Problem requirements. Output exactly those lines of the data that lie between the line containing "Parse this screenshot: output" and the final line, both ends counted.

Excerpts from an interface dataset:
== Segment start ==
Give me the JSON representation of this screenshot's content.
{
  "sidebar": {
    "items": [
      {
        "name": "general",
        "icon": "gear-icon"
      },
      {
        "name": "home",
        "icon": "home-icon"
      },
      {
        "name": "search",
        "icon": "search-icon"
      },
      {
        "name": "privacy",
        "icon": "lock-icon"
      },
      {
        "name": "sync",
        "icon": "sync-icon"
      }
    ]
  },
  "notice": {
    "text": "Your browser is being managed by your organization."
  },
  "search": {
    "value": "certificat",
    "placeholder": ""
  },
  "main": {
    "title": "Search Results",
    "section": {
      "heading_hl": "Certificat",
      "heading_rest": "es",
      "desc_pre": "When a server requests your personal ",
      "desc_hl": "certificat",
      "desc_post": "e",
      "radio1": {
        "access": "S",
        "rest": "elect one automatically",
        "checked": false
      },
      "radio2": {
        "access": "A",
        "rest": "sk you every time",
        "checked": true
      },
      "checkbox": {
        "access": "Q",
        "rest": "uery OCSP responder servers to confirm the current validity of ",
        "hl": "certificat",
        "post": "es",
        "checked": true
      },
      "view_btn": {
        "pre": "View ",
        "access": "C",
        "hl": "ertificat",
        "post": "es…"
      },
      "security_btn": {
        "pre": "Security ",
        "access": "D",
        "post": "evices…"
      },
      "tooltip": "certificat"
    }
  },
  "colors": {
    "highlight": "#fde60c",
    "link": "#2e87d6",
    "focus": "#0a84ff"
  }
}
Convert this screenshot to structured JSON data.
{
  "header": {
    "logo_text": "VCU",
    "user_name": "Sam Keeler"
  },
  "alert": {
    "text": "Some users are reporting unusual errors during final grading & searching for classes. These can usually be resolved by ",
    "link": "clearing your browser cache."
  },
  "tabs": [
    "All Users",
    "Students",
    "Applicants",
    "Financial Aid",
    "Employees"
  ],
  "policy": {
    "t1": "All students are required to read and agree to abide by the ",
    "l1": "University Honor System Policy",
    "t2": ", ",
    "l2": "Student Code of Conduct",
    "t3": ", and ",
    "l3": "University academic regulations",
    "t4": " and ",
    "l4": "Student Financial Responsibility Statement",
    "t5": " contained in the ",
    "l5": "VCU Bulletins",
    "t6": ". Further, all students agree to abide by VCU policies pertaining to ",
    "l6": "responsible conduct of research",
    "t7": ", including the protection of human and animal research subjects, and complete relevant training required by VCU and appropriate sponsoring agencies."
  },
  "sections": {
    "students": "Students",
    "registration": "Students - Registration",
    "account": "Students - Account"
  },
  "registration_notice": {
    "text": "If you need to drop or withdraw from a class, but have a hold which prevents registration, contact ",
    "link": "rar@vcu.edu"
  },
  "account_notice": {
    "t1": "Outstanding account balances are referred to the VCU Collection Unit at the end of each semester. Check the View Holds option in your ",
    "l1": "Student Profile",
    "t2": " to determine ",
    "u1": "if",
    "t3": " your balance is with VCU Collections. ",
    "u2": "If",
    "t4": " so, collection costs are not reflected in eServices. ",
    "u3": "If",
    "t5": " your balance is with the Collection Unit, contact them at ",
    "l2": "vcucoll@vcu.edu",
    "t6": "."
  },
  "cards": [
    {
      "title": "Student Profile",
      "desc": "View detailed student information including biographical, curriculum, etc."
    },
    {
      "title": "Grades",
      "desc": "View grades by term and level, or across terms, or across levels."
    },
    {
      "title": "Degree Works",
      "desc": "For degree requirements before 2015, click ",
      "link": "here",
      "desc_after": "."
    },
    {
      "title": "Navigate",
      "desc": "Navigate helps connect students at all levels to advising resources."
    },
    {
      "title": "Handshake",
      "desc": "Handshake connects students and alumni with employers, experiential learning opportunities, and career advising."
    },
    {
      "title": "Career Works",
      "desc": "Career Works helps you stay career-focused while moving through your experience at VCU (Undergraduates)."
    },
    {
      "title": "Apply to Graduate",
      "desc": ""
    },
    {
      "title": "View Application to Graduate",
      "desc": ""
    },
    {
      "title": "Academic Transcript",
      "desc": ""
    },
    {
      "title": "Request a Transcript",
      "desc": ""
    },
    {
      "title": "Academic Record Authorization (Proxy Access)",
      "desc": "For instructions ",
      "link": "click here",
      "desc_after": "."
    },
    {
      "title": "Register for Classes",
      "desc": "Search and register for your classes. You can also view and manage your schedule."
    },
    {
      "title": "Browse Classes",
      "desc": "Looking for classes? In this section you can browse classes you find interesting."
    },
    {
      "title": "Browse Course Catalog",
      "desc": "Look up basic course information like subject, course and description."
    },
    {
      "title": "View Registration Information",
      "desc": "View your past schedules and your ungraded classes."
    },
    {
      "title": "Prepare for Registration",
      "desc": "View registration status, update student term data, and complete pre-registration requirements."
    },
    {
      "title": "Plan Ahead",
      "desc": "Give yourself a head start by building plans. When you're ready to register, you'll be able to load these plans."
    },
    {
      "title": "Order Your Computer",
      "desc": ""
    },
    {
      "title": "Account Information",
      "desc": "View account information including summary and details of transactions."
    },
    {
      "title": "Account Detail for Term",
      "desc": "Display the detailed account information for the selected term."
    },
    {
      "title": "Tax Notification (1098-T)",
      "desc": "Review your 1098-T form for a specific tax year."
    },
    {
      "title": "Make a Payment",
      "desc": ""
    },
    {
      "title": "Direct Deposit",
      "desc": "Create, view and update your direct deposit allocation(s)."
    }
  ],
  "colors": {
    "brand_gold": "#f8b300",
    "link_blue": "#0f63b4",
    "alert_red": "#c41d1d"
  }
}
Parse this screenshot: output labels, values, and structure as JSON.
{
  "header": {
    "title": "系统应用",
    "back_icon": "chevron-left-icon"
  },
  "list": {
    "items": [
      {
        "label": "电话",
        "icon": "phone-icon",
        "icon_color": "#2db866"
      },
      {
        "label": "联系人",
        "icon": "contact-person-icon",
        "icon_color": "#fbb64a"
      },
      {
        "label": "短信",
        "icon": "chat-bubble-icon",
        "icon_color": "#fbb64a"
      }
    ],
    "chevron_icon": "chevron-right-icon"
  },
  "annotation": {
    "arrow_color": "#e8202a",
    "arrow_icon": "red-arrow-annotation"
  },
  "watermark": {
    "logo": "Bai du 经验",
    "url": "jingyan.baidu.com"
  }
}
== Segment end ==
Result for this exercise.
Parse this screenshot: output labels, values, and structure as JSON.
{
  "header": {
    "title": "系统应用",
    "back_icon": "chevron-left-icon"
  },
  "list": {
    "items": [
      {
        "label": "电话",
        "icon": "phone-icon",
        "icon_color": "#2db866"
      },
      {
        "label": "联系人",
        "icon": "contact-person-icon",
        "icon_color": "#fbb64a"
      },
      {
        "label": "短信",
        "icon": "chat-bubble-icon",
        "icon_color": "#fbb64a"
      }
    ],
    "chevron_icon": "chevron-right-icon"
  },
  "annotation": {
    "arrow_color": "#e8202a",
    "arrow_icon": "red-arrow-annotation"
  },
  "watermark": {
    "logo": "Bai du 经验",
    "url": "jingyan.baidu.com"
  }
}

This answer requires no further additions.